The Centre for Earth Observation Instrumentation (CEOI), with funding from the UK Space Agency, has awarded contracts to eight industrial and academic teams around the UK.
According to a statement, the two largest projects will involve the development of technologies for measuring the make-up of the Earth’s atmosphere, providing data for use by climatologists and for the next generation of weather-forecasting satellites.
The first will be led by RAL Space, part of the Science and Technology Facilities Council’s Rutherford Appleton Laboratory, and the second by Astrium.
RAL Space will test novel instrument technology that will be used to measure the effect on the climate of biomass burning and industrial pollution.

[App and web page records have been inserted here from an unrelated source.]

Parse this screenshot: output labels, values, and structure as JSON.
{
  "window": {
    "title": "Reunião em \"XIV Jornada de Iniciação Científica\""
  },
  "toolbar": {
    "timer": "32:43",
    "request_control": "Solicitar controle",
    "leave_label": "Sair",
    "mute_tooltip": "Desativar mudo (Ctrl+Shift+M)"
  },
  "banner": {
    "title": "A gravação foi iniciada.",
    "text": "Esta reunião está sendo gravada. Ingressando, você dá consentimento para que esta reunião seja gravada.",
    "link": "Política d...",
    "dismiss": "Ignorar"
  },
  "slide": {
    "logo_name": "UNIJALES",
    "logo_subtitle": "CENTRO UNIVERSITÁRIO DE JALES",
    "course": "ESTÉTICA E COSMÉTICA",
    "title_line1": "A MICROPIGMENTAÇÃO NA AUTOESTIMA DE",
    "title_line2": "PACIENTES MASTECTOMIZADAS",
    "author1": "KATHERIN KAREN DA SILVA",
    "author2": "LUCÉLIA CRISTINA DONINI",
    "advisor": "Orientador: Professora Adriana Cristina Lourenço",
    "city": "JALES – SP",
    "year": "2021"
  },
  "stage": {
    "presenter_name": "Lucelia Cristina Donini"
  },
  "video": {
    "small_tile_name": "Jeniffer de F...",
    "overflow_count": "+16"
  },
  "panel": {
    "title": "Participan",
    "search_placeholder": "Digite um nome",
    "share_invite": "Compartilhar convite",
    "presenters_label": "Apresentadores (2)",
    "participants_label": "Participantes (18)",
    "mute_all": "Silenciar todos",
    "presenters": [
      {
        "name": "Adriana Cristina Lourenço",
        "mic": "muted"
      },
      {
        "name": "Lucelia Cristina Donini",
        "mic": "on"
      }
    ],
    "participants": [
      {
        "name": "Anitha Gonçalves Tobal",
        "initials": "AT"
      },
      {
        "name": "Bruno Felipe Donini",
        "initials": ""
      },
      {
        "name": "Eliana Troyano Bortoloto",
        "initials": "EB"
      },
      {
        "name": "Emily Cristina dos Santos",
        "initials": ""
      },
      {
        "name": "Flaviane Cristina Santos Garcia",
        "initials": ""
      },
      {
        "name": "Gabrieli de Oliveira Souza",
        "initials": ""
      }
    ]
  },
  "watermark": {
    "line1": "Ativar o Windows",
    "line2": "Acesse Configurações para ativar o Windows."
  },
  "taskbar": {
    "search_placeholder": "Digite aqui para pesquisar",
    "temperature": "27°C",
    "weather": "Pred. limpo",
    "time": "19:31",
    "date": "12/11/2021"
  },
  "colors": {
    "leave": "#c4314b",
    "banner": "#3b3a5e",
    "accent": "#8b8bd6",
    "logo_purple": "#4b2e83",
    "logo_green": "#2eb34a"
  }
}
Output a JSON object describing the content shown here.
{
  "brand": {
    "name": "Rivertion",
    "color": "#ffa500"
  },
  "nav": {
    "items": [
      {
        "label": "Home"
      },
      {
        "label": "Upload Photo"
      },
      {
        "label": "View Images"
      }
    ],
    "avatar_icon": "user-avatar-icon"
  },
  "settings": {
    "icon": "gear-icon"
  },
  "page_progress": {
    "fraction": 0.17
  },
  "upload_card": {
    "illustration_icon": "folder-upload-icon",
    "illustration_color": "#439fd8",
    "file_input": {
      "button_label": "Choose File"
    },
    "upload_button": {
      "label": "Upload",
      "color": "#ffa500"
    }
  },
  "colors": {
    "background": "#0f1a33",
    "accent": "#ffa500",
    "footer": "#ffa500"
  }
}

The tests will also check that the technology can survive the severe vibration that it will experience during launch and that it will continue to work properly at both the extreme temperatures and vacuum of space.
Astrium will lead a team — including JCR Systems, RAL Space and Systems Engineering & Assessment — that will develop instrument technologies designed to improve numerical weather forecasting by monitoring natural microwave emissions from precipitation, cloud ice and water vapour in the atmosphere and sea surface parameters such as temperature, wind and sea ice.
The measurements are expected to improve the accuracy of the computer modelling carried out by meteorologists for weather forecasting and is also important for oceanography and climate prediction.
Another climate-related project will help to measure the amount of carbon dioxide extracted from the atmosphere by trees and stored in forests.
Heriot-Watt University will look at how a space-based laser, using multiple wavelengths or colours, can be used to make global measurements of forests, including looking for changes occurring as a result of large-scale fires and deforestation.
Five other projects will help to develop seedcorn ideas for future space missions.